Putting the “Geo” Into Geopolitics: A Heuristic Framework and the Example of Australian Foreign Policy
This paper aims to contribute to the understanding of geopolitics by offering a heuristic framework to understand the “geo” in geopolitics. The approach integrates economic and strategic processes with transformations of physical geography by emphasizing the role of context and the mutual construction of geography and politics. Understanding foreign policy choices requires a theorized contextualization that sees all geopolitical decisions being limited by the interaction of economic, strategic, and physical contexts. Geopolitics is situated within the structures and imperatives of the capitalist world-economy and defined as the process of controlling geographic entities; specifically, regions, networks, and places. Geopolitical activity occurs within three related contexts; specifically, geostructural, geostrategic, and geophysical. The geographic entities and contexts are constructed by geopolitical activity, and frame such activity, in a non-deterministic and mutually constitutive fashion. The framework is illustrated by a brief discussion of Australia’s foreign policy orientations in the Indo-Pacific region.

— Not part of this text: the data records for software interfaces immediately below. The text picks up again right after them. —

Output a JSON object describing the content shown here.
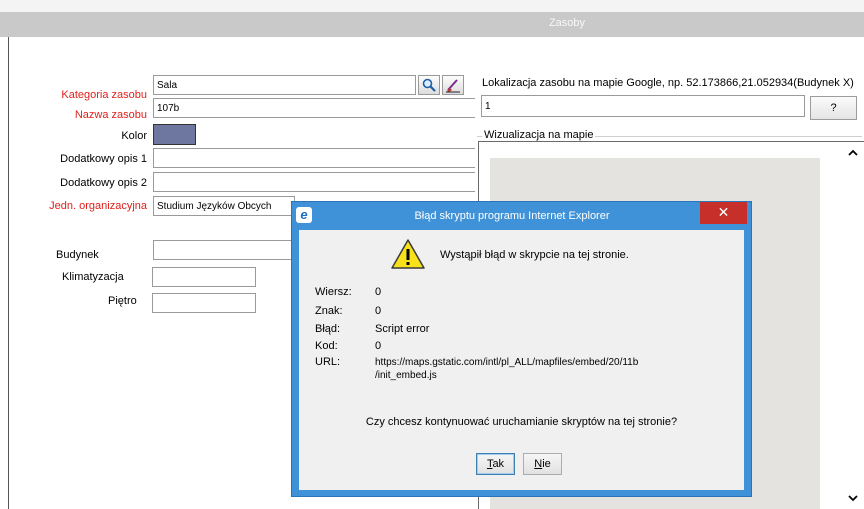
{
  "window": {
    "title": "Zasoby"
  },
  "form": {
    "category_label": "Kategoria zasobu",
    "category_value": "Sala",
    "name_label": "Nazwa zasobu",
    "name_value": "107b",
    "color_label": "Kolor",
    "color_value": "#6d77a0",
    "desc1_label": "Dodatkowy opis 1",
    "desc1_value": "",
    "desc2_label": "Dodatkowy opis 2",
    "desc2_value": "",
    "unit_label": "Jedn. organizacyjna",
    "unit_value": "Studium Języków Obcych",
    "building_label": "Budynek",
    "building_value": "",
    "ac_label": "Klimatyzacja",
    "ac_value": "",
    "floor_label": "Piętro",
    "floor_value": ""
  },
  "map": {
    "location_label": "Lokalizacja zasobu na mapie Google, np. 52.173866,21.052934(Budynek X)",
    "location_value": "1",
    "help_button": "?",
    "visualization_label": "Wizualizacja na mapie"
  },
  "dialog": {
    "title": "Błąd skryptu programu Internet Explorer",
    "message": "Wystąpił błąd w skrypcie na tej stronie.",
    "fields": [
      {
        "key": "Wiersz:",
        "value": "0"
      },
      {
        "key": "Znak:",
        "value": "0"
      },
      {
        "key": "Błąd:",
        "value": "Script error"
      },
      {
        "key": "Kod:",
        "value": "0"
      },
      {
        "key": "URL:",
        "value": "https://maps.gstatic.com/intl/pl_ALL/mapfiles/embed/20/11b/init_embed.js"
      }
    ],
    "url_line1": "https://maps.gstatic.com/intl/pl_ALL/mapfiles/embed/20/11b",
    "url_line2": "/init_embed.js",
    "question": "Czy chcesz kontynuować uruchamianie skryptów na tej stronie?",
    "yes_prefix": "",
    "yes_accel": "T",
    "yes_rest": "ak",
    "no_accel": "N",
    "no_rest": "ie",
    "close_glyph": "✕",
    "ie_glyph": "e"
  }
}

FLINT, C. 2021. “Putting the ‘Geo’ into Geopolitics: A Heuristic Framework and the example of Australian Foreign Policy.” Geojournal. https://doi.org/10.1007/s10708-021-10387-5.